ACTIVITY: Below are records; copy every line among them that contains the word "Customers".

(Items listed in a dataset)
-------------------------
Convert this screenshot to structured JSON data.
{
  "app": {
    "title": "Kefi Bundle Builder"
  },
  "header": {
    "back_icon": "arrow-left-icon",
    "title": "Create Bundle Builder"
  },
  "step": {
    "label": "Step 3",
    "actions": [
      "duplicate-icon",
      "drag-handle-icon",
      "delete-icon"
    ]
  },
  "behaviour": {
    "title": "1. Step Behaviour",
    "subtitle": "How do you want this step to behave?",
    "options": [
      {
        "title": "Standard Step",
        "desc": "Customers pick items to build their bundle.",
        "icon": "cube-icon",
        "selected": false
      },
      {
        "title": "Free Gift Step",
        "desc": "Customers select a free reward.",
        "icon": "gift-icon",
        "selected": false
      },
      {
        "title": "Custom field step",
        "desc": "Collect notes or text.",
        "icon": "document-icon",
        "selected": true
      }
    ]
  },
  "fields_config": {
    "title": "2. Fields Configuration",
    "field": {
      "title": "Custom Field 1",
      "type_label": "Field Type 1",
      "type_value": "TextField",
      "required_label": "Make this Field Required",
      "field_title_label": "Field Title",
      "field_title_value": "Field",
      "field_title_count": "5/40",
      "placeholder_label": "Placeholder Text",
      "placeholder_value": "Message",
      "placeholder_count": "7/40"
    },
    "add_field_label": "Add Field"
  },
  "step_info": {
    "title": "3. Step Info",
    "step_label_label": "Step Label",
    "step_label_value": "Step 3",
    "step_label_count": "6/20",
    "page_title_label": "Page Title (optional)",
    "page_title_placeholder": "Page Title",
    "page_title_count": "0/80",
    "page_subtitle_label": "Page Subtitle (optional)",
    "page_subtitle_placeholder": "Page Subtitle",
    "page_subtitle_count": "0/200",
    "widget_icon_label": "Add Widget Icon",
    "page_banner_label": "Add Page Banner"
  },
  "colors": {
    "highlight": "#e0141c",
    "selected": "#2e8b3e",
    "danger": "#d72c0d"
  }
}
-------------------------
TASK RESULT:
        "desc": "Customers pick items to build their bundle.",
        "desc": "Customers select a free reward.",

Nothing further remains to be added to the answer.